  The T9SS contains at least 20 protein components, the functions of which include forming the translocon (the protein conducting channel), post-transport modification of the substrate protein, and energization of transport using the protonmotive force across the cytoplasmic membrane. We study all parts of the pathway with the aim of elucidating the molecular mechanism of Type 9 transport.


PorV complex

Plug complex


Structures of two different Type 9 translocon complexes. The translocon channel protein is shown in rainbow colours and the partner proteins in grey.





The T9SS translocon channel is alternately gated by partner proteins. The translocon channel (blue) is capped on the extracellular end but has a lateral opening to the external membrane surface. Structures of the channel protein bound to different T9SS components (PorV and Plug) demonstrate that partner proteins control access to the lateral opening and to the periplasmic end of the channel. This suggests an alternating access mechanism in which the two ends of the protein conducting channel are open at different times.

The T9SS is energised by a trans-envelope rotary motor. Proton flow through the cytoplasmic membrane segment of the complex (coloured) drives rotation of a periplasm-spanning arm (grey) to power transport at the outer membrane.




Gliding motility

  Bacteria in the Bacteroidetes superphylum are able to move at high speed across solid surfaces using a phylum-specific gliding motility apparatus. This gliding motility allows the bacteria to travel their own cell length in a second which is a hundred times faster than eukaryotic cells move over surfaces. Gliding is mediated by the helical movement of adhesin molecules along the cell surface. We are interested in the molecular basis of Bacteroidetes gliding motility and how motility is controlled in response to external stimuli.


Bacteria gliding on glass imaged in real time.


The corkscrewing motion of gliding bacterial cells. The cell motion is revealed by imaging a fluorescently labelled protein that has a fixed position on the cell surface. The movie plays in real time.

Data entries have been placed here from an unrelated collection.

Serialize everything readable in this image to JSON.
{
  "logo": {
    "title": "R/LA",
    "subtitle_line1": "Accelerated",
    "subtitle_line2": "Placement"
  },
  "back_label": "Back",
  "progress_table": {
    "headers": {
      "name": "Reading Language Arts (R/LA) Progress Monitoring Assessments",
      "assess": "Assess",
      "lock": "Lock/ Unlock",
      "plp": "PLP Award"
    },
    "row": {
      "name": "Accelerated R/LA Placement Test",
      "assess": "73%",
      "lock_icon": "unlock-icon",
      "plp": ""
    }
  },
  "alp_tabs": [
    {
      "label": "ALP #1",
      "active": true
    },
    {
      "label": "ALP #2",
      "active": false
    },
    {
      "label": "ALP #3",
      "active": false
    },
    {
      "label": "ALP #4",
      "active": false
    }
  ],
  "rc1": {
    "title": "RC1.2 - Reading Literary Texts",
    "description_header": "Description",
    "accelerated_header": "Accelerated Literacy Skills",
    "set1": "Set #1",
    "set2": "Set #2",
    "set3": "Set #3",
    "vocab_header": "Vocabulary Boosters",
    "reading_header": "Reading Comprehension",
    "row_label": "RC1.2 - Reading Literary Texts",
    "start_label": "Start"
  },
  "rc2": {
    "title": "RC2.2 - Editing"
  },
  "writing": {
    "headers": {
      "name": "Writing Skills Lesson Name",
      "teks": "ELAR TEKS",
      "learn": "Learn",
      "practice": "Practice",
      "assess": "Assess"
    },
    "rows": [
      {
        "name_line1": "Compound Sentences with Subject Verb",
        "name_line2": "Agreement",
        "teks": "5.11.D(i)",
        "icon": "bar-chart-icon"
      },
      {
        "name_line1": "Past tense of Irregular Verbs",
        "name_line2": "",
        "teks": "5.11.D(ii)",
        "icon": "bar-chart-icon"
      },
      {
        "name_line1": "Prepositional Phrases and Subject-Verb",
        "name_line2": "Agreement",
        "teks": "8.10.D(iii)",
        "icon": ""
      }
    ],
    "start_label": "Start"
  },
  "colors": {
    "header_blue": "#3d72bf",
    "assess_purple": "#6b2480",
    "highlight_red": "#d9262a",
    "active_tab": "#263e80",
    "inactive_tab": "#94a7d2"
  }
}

A single fluorescently labelled adhesin molecule moving along the surface of an immobilised cell. The pathway of the adhesin is plotted in red. The movie plays in real time.

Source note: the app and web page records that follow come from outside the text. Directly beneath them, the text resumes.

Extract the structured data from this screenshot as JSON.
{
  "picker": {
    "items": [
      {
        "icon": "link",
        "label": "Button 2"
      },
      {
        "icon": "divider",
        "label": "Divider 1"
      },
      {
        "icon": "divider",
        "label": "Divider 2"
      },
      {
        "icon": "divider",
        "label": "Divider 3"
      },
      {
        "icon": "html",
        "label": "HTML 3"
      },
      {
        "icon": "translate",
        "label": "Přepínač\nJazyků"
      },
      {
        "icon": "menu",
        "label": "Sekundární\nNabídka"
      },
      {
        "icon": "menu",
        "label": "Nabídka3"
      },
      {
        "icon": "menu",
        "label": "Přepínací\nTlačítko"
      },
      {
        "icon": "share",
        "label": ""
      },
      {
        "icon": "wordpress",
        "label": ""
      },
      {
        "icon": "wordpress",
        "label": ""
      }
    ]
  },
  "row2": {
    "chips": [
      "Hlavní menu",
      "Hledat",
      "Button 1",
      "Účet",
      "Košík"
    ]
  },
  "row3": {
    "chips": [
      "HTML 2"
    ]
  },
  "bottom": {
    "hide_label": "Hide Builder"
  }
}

  • Hennell James R, Deme JC, Kjӕr A, Alcock F, Silale A, Lauber F, Johnson S, Berks BC, and Lea SM (2021) Structure and mechanism of the proton-driven motor that powers type 9 secretion and gliding motility. Nat Microbiol 6: 221-233. https://www.nature.com/articles/s41564-020-00823-6


DNA transport in horizontal gene transfer

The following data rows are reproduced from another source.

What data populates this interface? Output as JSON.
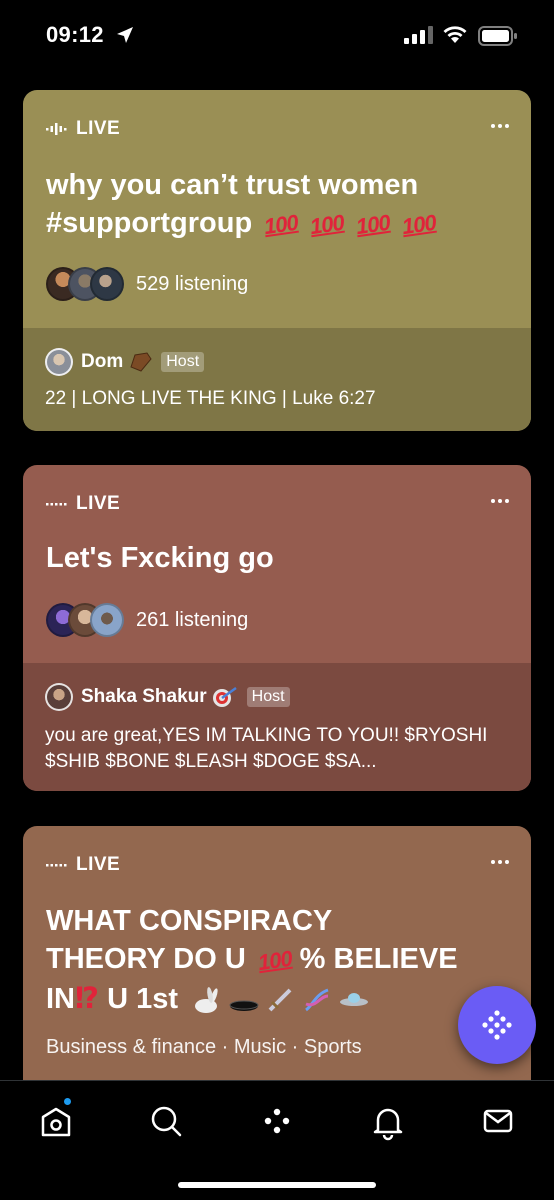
{
  "status_bar": {
    "time": "09:12"
  },
  "cards": [
    {
      "live_label": "LIVE",
      "title": "why you can’t trust women #supportgroup",
      "listeners": "529 listening",
      "host_name": "Dom",
      "host_badge": "Host",
      "description": "22 | LONG LIVE THE KING | Luke 6:27",
      "color_top": "#9a8f55",
      "color_bottom": "#7f7646"
    },
    {
      "live_label": "LIVE",
      "title": "Let's Fxcking go",
      "listeners": "261 listening",
      "host_name": "Shaka Shakur",
      "host_badge": "Host",
      "description": "you are great,YES IM TALKING TO YOU!! $RYOSHI $SHIB $BONE $LEASH  $DOGE $SA...",
      "color_top": "#955c4f",
      "color_bottom": "#7b4a40"
    },
    {
      "live_label": "LIVE",
      "title_line1": "WHAT CONSPIRACY",
      "title_line2a": "THEORY DO U",
      "title_line2b": "% BELIEVE",
      "title_line3a": "IN",
      "title_line3b": "U 1st",
      "topics": "Business & finance · Music · Sports",
      "color_top": "#93684f"
    }
  ],
  "emoji": {
    "hundred": "100",
    "interrobang": "⁉",
    "coffin": "⚰",
    "dart": "🎯",
    "rabbit": "🐇",
    "hole": "🕳",
    "sword": "🗡",
    "dna": "🧬",
    "ufo": "🛸"
  },
  "tabs": [
    "home-icon",
    "search-icon",
    "spaces-icon",
    "notifications-icon",
    "messages-icon"
  ]
}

  Horizontal gene transfer is the major route by which antibiotic resistance genes and other adaptive traits move between bacteria. Horizontal gene transfer requires the transport of DNA molecules across the cell envelope. We study the molecular mechanisms by which this occurs.

  • In transformation (also termed natural competence) the bacterium takes up DNA directly from the environment.
  • In conjugation a plasmid or other genetic element in a donor bacterium is transferred to a recipient bacterium through a mating bridge between the two cells.



Cartoon showing the possible mechanism of DNA transport across the cytoplasmic membrane during natural transformation.  The transport protein ComEC digests one strand of the double stranded DNA molecule at the periplasmic side of the membrane and transports the remaining strand through a pore to the cytoplasm.





Some of our collaborators